Page and application data records
>>>>
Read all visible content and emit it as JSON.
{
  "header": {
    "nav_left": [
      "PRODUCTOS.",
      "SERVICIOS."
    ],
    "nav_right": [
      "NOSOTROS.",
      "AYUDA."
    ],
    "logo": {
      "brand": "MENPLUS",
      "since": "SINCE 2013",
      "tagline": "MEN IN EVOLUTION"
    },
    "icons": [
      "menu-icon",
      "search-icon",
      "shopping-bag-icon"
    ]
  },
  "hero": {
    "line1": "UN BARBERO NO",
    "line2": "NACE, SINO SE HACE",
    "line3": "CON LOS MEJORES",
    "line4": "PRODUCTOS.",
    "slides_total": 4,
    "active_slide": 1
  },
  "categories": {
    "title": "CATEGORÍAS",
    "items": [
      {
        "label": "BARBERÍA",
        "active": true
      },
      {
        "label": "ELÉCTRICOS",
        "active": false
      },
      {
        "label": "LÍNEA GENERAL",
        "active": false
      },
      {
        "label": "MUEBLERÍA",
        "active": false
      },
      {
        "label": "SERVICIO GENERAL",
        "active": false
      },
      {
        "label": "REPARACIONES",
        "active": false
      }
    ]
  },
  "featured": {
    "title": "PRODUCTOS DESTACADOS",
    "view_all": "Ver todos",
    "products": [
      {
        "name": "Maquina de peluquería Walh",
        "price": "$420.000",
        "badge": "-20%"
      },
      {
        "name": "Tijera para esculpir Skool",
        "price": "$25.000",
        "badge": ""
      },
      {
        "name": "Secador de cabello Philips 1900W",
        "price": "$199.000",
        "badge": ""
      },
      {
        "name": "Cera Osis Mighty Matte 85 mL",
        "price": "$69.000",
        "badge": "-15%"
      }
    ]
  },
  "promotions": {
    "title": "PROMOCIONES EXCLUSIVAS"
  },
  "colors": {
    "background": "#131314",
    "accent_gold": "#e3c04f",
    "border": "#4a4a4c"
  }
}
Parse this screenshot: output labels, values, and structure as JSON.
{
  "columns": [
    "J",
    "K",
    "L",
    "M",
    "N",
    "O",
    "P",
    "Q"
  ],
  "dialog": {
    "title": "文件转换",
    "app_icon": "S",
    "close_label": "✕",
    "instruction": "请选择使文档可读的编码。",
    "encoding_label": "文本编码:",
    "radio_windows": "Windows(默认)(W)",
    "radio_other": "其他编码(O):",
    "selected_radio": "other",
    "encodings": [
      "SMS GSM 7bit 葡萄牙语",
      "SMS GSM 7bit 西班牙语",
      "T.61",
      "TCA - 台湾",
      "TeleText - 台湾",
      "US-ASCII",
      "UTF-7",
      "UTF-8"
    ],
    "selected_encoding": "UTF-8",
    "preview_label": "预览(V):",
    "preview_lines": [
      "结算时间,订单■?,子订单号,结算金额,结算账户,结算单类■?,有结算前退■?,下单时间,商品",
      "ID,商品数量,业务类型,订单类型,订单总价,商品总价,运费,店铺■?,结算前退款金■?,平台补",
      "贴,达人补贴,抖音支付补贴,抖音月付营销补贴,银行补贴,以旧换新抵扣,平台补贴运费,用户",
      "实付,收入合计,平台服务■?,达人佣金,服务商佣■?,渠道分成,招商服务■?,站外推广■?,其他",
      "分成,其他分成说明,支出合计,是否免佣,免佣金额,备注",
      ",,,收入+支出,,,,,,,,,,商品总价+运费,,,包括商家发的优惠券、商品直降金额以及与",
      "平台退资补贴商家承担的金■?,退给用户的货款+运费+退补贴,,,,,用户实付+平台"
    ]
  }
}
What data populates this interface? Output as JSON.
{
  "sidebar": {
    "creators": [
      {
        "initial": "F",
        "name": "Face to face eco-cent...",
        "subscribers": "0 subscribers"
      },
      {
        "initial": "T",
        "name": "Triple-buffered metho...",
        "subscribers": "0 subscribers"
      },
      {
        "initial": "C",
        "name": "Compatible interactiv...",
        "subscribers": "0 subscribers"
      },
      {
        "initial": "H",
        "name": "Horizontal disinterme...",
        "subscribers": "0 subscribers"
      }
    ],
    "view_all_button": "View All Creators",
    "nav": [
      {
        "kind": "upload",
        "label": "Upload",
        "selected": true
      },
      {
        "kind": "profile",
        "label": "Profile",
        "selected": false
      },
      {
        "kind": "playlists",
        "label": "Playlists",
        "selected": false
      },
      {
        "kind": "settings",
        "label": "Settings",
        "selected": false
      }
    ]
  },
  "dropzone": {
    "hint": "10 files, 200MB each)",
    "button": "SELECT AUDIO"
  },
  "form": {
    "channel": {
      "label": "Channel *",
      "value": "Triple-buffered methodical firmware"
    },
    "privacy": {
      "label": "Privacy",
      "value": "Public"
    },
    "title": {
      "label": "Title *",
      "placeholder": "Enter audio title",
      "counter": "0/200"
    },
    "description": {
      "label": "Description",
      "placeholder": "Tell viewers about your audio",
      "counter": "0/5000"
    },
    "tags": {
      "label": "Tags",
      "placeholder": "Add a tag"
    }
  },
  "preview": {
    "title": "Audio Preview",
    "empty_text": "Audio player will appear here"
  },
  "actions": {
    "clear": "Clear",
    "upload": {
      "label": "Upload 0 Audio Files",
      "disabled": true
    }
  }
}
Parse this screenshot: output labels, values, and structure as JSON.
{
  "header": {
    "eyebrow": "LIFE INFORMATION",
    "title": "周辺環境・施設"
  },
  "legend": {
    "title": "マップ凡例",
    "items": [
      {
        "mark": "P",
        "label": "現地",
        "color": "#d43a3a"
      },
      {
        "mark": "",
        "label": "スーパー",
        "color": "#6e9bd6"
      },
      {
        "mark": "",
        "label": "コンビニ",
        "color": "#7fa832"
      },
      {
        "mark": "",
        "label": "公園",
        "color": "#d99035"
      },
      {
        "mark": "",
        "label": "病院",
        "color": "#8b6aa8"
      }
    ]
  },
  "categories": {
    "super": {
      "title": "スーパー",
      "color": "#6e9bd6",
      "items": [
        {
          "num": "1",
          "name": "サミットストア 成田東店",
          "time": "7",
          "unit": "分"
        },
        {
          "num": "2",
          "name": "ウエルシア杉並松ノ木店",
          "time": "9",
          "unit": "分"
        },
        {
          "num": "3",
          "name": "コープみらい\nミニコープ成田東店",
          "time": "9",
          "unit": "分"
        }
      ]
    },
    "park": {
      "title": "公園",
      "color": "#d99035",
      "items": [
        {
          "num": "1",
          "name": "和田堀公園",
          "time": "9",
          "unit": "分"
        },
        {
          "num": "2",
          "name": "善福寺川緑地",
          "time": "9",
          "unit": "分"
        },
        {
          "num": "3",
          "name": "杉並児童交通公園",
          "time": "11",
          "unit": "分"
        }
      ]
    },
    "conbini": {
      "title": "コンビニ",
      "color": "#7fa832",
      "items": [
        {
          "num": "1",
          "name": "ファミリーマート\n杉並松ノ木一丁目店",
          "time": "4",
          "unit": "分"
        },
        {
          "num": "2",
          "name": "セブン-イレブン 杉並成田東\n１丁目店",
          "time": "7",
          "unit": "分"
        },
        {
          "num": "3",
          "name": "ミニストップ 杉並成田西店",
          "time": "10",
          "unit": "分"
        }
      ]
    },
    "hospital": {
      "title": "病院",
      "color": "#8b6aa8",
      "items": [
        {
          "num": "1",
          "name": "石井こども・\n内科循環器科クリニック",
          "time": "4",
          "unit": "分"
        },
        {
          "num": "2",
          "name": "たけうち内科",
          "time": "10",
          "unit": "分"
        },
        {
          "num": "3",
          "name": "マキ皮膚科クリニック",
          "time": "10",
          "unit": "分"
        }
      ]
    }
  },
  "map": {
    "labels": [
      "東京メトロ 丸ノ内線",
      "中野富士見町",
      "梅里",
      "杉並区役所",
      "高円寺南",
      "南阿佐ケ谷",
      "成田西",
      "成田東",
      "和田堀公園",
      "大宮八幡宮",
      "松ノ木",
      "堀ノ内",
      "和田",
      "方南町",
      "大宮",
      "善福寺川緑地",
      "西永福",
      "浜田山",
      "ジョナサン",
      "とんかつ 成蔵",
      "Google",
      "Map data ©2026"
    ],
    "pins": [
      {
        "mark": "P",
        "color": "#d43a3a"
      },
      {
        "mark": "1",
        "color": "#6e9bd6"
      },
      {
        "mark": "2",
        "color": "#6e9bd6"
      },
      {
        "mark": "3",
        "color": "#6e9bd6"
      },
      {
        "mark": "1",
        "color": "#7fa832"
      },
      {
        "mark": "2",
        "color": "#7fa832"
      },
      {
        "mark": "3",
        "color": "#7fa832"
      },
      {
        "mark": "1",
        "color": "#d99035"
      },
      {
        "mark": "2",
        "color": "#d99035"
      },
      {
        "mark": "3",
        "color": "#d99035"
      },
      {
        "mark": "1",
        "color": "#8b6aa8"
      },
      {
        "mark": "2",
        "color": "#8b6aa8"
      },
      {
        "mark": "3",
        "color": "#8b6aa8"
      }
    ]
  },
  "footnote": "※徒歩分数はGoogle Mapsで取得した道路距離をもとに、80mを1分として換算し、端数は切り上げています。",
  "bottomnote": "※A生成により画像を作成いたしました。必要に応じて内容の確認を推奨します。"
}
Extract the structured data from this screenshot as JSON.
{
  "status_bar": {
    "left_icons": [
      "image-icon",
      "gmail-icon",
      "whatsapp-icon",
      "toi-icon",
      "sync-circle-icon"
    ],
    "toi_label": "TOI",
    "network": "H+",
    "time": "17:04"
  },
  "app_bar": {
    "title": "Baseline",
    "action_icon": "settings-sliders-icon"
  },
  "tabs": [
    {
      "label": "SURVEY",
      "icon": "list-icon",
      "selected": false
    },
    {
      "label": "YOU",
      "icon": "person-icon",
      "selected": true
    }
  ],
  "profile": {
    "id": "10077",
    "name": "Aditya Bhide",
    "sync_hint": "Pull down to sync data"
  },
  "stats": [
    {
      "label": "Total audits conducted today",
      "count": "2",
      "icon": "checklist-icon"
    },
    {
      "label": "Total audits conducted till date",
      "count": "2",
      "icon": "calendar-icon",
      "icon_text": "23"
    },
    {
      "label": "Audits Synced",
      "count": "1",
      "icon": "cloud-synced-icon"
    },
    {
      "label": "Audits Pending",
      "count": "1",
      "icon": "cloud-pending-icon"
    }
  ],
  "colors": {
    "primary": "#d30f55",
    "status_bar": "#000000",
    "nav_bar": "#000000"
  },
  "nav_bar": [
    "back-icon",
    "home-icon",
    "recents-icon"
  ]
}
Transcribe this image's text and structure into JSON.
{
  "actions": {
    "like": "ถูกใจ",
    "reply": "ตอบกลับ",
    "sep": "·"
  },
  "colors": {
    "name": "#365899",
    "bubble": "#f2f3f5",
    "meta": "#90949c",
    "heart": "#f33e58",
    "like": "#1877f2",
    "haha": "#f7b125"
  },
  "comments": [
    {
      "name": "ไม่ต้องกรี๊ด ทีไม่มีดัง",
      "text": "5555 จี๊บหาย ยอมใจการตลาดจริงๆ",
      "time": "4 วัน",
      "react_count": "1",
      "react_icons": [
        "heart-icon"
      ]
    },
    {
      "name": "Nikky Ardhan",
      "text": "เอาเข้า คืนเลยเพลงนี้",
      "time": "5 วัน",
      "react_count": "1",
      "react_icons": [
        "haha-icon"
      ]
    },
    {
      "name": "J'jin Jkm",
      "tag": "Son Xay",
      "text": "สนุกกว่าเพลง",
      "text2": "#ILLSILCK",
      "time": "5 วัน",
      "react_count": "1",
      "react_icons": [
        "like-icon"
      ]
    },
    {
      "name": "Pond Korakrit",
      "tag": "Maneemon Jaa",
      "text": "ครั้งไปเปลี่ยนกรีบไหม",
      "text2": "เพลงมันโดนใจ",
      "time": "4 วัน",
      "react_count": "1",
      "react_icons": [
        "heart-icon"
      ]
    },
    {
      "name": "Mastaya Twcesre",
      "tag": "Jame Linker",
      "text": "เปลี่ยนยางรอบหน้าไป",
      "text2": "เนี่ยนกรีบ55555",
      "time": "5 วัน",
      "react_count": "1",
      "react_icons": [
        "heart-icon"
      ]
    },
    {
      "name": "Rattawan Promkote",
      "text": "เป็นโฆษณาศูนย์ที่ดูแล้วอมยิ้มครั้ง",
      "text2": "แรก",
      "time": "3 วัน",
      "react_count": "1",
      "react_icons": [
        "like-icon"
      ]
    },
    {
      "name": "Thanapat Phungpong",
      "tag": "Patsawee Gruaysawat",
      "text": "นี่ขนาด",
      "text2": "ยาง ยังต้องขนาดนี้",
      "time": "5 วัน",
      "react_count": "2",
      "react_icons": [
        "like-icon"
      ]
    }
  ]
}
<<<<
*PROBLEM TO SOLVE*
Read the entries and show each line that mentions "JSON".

*ANSWER TO THIS EXERCISE*
Read all visible content and emit it as JSON.
Parse this screenshot: output labels, values, and structure as JSON.
What data populates this interface? Output as JSON.
Parse this screenshot: output labels, values, and structure as JSON.
Extract the structured data from this screenshot as JSON.
Transcribe this image's text and structure into JSON.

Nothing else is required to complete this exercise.